The plot of the story itself is light and predictable, but still comfortable to follow. Dramatic elements are also added to the story, which is presented properly without becoming melodramatic. This film is not only about deciphering the meaning of each song, but also Beverly’s relationship with those closest to her. Every relationship that Beverly builds with each of the characters is built quite slowly but surely, following the storyline of the film itself.

One of the shortcomings of this film is that the conflict resolution is too simple and seems to make the process of searching for messages on Beverly’s parents mixtape feel futile. Another drawback is the use of Y2K issues, which are just patches and don’t really need to be included in the story script.

The Promising Gemma Brooks Allen
Even though she looks strange when wearing the typical attributes of punk and alternative music, Gemma is still able to portray the character of Beverly who is clumsy, has anxiety about her parents, and has an interest in punk and alternative music. The same thing applies to Audrey Hsieh who plays the figure of Ellen.

Olga Petsa performed well as a supporting role through her role as Nicky. Actually, the character Nicky played by Olga is much more suitable as the main character, because the image of the character fits perfectly with the musical presentation in this film. Unfortunately, this character is only a mere supporting role with quite a strange characterization.

Julie Bowen and Nick Thune also performed well in their respective roles. Julie is able to play Beverly’s grandmother who is serious and protective of Beverly. Meanwhile, Nick is able to bring Anti’s character as a scene stealer in this film through his sarcastic but kind nature.
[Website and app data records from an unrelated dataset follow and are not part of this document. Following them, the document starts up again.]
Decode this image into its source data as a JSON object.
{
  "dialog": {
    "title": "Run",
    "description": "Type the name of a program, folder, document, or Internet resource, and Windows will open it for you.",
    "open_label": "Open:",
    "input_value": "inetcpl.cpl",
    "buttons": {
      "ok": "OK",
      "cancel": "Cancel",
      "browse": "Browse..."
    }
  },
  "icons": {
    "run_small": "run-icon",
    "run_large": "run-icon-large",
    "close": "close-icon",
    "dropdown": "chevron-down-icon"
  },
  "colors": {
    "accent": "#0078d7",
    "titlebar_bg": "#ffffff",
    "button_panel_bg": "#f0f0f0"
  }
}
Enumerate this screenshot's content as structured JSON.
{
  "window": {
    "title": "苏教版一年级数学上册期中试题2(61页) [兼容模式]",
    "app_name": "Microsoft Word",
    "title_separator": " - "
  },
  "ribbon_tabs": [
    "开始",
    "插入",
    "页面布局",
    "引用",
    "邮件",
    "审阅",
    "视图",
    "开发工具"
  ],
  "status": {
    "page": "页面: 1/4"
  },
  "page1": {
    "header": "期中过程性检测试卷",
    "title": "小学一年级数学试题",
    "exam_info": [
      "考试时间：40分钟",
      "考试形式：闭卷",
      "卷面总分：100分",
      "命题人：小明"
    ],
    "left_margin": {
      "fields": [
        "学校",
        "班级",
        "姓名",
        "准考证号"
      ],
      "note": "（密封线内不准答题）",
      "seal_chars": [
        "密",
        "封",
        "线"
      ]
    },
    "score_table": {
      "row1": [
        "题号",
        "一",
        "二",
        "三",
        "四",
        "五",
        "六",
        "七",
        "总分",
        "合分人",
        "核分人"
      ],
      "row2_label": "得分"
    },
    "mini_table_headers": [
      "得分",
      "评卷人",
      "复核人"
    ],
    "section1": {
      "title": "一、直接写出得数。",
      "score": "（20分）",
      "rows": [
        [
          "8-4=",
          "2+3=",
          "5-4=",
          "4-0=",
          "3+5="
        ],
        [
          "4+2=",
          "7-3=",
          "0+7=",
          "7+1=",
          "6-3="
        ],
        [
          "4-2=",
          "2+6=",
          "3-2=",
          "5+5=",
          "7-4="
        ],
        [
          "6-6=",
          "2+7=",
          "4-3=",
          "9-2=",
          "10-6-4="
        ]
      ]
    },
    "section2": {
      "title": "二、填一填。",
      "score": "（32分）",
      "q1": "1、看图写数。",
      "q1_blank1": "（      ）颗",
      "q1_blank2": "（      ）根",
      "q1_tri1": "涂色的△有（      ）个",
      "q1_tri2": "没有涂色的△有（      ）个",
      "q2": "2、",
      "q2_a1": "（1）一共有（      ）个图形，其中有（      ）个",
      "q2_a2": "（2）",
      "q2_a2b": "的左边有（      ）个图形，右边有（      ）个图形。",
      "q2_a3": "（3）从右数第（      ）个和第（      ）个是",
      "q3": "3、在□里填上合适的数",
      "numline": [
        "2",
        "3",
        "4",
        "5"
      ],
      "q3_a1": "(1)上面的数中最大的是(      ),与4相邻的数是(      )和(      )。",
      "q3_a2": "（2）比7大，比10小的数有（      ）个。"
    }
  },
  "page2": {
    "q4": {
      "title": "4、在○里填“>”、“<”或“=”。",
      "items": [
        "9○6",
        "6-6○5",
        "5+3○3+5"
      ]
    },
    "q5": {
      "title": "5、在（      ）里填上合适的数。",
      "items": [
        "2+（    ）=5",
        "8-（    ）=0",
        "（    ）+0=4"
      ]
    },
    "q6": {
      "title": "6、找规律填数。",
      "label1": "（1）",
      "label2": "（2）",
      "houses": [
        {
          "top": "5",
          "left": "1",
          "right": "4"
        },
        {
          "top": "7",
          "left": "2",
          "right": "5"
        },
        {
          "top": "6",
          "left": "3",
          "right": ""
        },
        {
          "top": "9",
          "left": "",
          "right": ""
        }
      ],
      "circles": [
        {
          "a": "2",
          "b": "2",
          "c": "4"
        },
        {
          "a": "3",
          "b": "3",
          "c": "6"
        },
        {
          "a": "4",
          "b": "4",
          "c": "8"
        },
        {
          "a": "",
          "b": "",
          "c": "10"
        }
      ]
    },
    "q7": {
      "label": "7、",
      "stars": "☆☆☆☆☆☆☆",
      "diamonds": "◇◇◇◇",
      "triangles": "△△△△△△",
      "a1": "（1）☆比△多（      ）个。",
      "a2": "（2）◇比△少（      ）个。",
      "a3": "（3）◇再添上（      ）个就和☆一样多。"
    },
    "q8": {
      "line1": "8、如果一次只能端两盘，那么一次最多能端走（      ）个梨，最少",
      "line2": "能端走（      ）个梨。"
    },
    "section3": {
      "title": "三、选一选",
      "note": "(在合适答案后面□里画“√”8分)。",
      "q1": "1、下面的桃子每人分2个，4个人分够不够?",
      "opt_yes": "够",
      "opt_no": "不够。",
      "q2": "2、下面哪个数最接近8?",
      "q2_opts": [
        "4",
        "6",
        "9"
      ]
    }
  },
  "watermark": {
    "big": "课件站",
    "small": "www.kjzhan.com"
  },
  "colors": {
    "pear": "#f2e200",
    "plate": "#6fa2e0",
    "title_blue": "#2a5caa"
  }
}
In terms of cinematography and storytelling, “Mixtape” does not offer anything special and deep, even though it has interesting story ideas. However, this one film is still worth watching, especially for viewers who want a popcorn-movie dish in their spare time. “Mixtape” is now available to watch on Netflix.